An online service you subscribe to that sends immediate content updates (such as job postings that match a selected criteria) from selected Web sites to your computer or handheld device. RSS stands for Really Simple Syndication.
An employee (typically an administrative assistant or HR specialist) who monitors phone calls for a company when you call their main telephone line.
A first-cut job interview that is used to weed out all applicants except those who are best qualified for the position.
A job interview in which you meet with a supervisor, department head, or another person who has the authority to hire you.
An acronym for Search Engine Optimization. SEO is a method of using technical and strategic maneuvers to increase the traffic driven by search engines to a Web site.
A type of job interview in which you are typically passed from the initial screener to a line manager to a top manager — and perhaps a half-dozen people in between.
Web-based services — including discussion groups, message boards, e-mail, and blogs — that give users a way to find and interact with people who have similar interests. Some of this interactivity focuses on job search and recruiting.
Automated programs (software) used by specialized search engines to scrape (crawl) the Web to find and haul in content, such as job postings. Also called robots or just 'bots.

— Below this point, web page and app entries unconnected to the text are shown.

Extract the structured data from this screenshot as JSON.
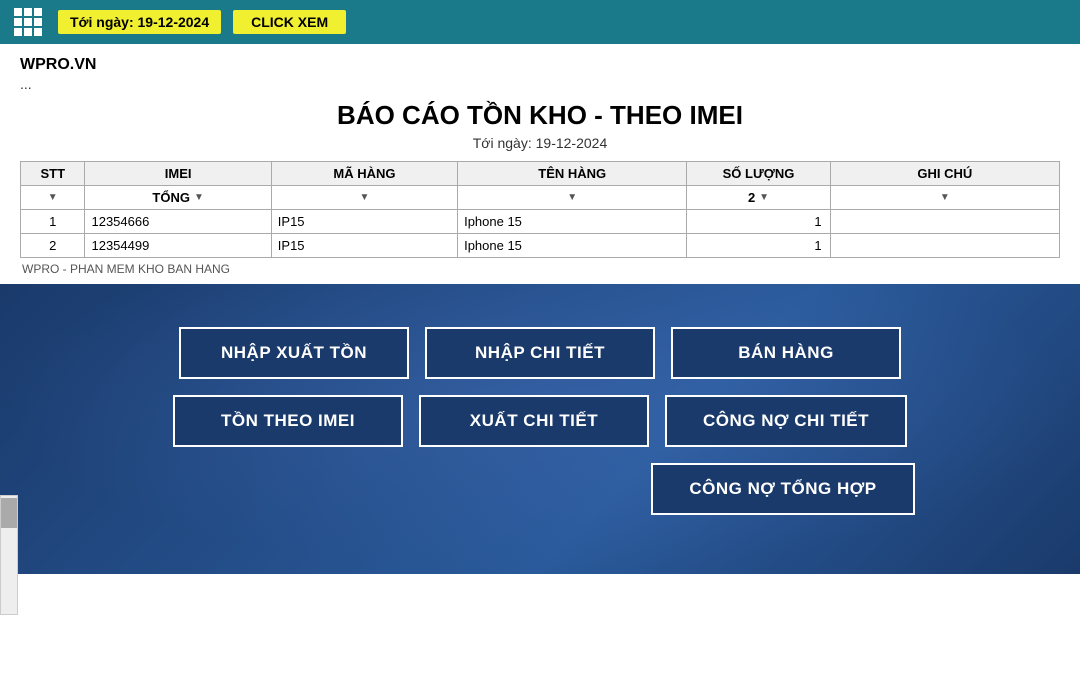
{
  "topbar": {
    "date_label": "Tới ngày: 19-12-2024",
    "click_xem": "CLICK XEM"
  },
  "header": {
    "site_title": "WPRO.VN",
    "ellipsis": "...",
    "report_title": "BÁO CÁO TỒN KHO - THEO IMEI",
    "report_date": "Tới ngày: 19-12-2024"
  },
  "table": {
    "columns": [
      "STT",
      "IMEI",
      "MÃ HÀNG",
      "TÊN HÀNG",
      "SỐ LƯỢNG",
      "GHI CHÚ"
    ],
    "summary_row": {
      "label": "TỔNG",
      "so_luong": "2"
    },
    "rows": [
      {
        "stt": "1",
        "imei": "12354666",
        "ma_hang": "IP15",
        "ten_hang": "Iphone 15",
        "so_luong": "1",
        "ghi_chu": ""
      },
      {
        "stt": "2",
        "imei": "12354499",
        "ma_hang": "IP15",
        "ten_hang": "Iphone 15",
        "so_luong": "1",
        "ghi_chu": ""
      }
    ]
  },
  "footer": {
    "label": "WPRO - PHAN MEM KHO BAN HANG"
  },
  "nav_buttons": [
    {
      "id": "nhap-xuat-ton",
      "label": "NHẬP XUẤT TỒN"
    },
    {
      "id": "nhap-chi-tiet",
      "label": "NHẬP CHI TIẾT"
    },
    {
      "id": "ban-hang",
      "label": "BÁN HÀNG"
    },
    {
      "id": "ton-theo-imei",
      "label": "TỒN THEO IMEI"
    },
    {
      "id": "xuat-chi-tiet",
      "label": "XUẤT CHI TIẾT"
    },
    {
      "id": "cong-no-chi-tiet",
      "label": "CÔNG NỢ CHI TIẾT"
    },
    {
      "id": "cong-no-tong-hop",
      "label": "CÔNG NỢ TỔNG HỢP"
    }
  ]
}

A type of job interview in which the interviewer intentionally uses various intimidation tactics to attempt to put pressure on you.
A resume that is customized for a specific employment goal or position in a job search.
A specific family of fonts in a similar design style (including multiple sizes of that font), such as Arial or Times New Roman.
Online search engines that search only for job listings, across multiple job sites at once. Examples include SimplyHired.com and Jobster.com. Also called verticals or aggregators.
A canned video interview in which a candidate speaks about his or her qualifications, goals, and strengths; sometimes called a video podcast.
A faint image ingrained in quality-stock paper. Resumes are commonly printed on paper stock that includes a watermark.
The second generation of Web design that uses sites in which people communicate and share information. Web 2.0 tools include blogs, instant messaging, podcasts, RSS feeds, and social networking services.
An electronic resume that you post on a personal Web site; also sometimes called an e-portfolio or HTML resume.